Jones’ Approach: Right Attitude, Restart On Monday
MORGANTOWN, W.Va. – Reuben Jones, like many West Virginia fans, looked a bit stunned on Saturday afternoon. A few minutes after the Mountaineers’ one-sided 38-17 loss to Texas Tech, Jones appeared to be still processing his thoughts after the WVU defense yielded five touchdowns on the Red Raiders’ first five possessions.
To be fair, speaking to college-age athletes just a few minutes removed from disappointing performances can be difficult. With emotions still running high, reading too much into responses or body language can yield an inaccurate picture. However, Jones, a senior who has been through this process more than once, collected himself to offer some revealing statements concerning the events of the day.
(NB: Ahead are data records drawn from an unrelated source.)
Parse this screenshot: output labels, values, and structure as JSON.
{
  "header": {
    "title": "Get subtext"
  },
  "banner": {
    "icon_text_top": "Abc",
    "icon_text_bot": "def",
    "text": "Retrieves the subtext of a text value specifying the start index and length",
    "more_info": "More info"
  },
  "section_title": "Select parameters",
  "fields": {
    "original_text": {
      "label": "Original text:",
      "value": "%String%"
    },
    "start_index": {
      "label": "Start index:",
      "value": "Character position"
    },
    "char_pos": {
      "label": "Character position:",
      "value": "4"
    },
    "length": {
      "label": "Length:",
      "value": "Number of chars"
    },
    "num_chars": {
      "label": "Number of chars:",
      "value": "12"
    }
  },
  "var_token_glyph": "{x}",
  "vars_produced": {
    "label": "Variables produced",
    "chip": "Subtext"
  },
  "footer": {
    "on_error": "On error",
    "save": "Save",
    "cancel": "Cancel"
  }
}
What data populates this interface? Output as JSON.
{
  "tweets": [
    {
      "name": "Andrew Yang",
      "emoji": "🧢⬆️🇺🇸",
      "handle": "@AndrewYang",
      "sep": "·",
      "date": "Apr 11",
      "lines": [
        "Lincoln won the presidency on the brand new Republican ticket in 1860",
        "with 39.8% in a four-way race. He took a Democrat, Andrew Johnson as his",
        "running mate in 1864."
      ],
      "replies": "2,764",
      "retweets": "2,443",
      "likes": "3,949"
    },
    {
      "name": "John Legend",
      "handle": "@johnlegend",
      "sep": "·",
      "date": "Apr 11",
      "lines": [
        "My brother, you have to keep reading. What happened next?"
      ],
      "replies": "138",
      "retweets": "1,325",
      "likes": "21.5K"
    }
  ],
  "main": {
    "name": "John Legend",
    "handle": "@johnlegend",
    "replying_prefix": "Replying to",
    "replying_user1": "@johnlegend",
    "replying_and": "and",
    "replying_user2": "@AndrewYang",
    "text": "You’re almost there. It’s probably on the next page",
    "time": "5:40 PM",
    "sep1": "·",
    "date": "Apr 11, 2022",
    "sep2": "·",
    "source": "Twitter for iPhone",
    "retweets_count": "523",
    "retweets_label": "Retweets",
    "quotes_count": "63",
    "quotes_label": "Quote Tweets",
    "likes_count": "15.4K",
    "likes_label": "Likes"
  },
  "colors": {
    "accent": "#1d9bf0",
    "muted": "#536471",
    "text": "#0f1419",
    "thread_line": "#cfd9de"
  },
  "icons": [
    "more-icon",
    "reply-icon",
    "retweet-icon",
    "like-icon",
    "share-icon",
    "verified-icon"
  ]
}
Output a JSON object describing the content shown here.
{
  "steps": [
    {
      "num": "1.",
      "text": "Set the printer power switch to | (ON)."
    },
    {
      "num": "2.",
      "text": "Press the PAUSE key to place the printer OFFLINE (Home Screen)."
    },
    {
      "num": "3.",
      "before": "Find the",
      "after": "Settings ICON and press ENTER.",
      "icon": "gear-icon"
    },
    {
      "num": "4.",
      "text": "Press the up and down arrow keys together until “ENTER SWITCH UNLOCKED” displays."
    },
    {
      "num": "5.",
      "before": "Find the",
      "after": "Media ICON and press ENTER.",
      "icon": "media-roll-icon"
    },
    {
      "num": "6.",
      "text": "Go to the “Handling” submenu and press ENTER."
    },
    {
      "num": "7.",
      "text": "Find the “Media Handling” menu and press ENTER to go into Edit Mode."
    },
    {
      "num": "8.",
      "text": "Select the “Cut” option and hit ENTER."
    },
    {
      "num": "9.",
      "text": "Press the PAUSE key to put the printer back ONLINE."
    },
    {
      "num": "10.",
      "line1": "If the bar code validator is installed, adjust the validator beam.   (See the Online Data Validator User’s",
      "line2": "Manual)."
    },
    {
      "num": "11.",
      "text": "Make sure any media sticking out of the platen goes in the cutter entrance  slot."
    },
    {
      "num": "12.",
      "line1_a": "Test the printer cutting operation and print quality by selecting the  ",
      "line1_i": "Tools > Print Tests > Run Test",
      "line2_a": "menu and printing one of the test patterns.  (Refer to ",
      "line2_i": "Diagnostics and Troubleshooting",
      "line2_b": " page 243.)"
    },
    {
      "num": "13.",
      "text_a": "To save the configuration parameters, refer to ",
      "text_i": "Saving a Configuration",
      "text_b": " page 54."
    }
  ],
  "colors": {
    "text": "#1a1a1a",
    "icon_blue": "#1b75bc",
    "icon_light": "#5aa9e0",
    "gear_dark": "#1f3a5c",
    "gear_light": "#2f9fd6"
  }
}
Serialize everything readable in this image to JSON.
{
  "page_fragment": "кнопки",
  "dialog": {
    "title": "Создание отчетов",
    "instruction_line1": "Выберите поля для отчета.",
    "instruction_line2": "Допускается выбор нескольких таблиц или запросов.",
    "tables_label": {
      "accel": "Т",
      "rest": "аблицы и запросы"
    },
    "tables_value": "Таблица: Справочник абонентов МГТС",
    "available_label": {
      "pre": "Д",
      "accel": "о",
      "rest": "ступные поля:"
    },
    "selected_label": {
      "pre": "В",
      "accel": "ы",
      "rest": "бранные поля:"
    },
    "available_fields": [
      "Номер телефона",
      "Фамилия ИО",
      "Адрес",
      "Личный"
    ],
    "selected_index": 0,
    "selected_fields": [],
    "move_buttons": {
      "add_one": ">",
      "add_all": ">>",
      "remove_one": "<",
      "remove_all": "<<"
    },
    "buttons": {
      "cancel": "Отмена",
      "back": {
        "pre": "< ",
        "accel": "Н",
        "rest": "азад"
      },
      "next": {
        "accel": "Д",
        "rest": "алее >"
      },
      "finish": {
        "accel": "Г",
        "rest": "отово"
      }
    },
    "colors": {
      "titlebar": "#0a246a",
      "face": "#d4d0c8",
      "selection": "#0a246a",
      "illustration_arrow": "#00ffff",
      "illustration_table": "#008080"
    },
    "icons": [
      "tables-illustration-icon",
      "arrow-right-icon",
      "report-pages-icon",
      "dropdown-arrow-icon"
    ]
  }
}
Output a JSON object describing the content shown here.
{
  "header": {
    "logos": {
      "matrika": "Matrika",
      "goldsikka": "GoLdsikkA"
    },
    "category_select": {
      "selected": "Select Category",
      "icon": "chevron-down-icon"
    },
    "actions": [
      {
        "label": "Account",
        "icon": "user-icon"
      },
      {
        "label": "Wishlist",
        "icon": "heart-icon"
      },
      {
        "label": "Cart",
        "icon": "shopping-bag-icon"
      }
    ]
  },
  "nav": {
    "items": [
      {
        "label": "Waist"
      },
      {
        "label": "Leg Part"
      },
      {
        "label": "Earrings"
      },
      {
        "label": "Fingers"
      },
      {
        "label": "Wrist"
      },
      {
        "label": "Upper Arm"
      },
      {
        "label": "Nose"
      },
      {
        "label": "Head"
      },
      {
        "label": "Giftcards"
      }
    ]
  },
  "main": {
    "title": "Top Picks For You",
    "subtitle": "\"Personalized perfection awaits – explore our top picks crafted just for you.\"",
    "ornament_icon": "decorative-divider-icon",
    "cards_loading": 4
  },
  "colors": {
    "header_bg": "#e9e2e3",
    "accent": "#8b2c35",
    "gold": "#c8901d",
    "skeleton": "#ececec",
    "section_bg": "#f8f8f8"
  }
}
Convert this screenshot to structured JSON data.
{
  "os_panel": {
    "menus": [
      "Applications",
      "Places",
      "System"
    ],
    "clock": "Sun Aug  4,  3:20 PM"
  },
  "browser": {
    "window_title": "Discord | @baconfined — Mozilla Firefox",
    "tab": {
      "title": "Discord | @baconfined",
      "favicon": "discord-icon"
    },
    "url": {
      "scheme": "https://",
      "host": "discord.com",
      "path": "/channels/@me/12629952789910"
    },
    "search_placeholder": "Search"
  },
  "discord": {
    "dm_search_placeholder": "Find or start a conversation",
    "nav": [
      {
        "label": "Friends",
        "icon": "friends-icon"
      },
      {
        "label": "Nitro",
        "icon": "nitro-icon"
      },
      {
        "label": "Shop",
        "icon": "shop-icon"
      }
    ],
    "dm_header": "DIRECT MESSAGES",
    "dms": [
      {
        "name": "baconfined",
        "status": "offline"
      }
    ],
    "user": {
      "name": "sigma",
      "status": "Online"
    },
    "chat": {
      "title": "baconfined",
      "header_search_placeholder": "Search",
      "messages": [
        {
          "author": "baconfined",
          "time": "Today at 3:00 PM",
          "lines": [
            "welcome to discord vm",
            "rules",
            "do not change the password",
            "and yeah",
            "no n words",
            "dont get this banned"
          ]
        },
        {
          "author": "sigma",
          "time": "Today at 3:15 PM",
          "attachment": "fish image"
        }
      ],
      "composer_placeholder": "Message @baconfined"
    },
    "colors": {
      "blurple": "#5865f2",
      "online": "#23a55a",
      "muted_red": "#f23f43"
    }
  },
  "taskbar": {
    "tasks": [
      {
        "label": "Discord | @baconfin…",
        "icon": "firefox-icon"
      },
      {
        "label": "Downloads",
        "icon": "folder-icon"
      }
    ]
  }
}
Faced with a Texas Tech offensive line that was markedly better than the Baylor blockers of the previous week, West Virginia’s defensive front was ineffective, garnering no sacks and just two tackles for losses. That was just the opposite of what Jones expects from himself and his teammates.
“They were a decent o-line, but that’s not how you are supposed to go in the game. As a defensive lineman, you are are supposed to go into the game and dominate,” Jones observed. “That’s how you should go up against any offensive line, no matter who it is.”
Whether West Virginia’s defenders thought they would repeat last week’s eight-sack performance, or whether they were suffering from a bit of an emotional hangover after losing that very winnable game against the Bears, Jones wouldn’t say directly. However, he did address West Virginia’s big early deficit, which may have had an effect on how the team competed. The Mountaineers fell behind 28-3 in the second quarter, putting the Red Raiders in easy command of the contest.
“As a defense, really offense, special teams, whatever, regardless you should go out and play ball and look at the scoreboard later on,” the veteran lineman said. “That’s how you should approach it. Regardless of the situation, you shouldn’t be looking at the points or the scoreboard. Play your heart out, leave it out there, and what happens, happens.”
Jones, who has been praised by both head coach Neal Brown and defensive coordinator Vic Koenning for his relentless effort and leadership, will have those traits tested even more heavily in the final three weeks of the regular season. With bowl chances on life support and the team mired in a five-game losing streak, motivation could be in short supply. It will be up to senior leaders like Jones to reinforce the “hang in there” message the coaching staff will be delivering.
“If you want to win, when you lose it shouldn’t feel good. If you invest time, watch film and practice, (losing) shouldn’t feel good,” he reiterated. “But you feel how you feel and then Monday it’s time to go to work. We just have to work harder. We have to go out there and apply what we are coached to apply. On Monday we have to go to work. That’s what I’m going to do.”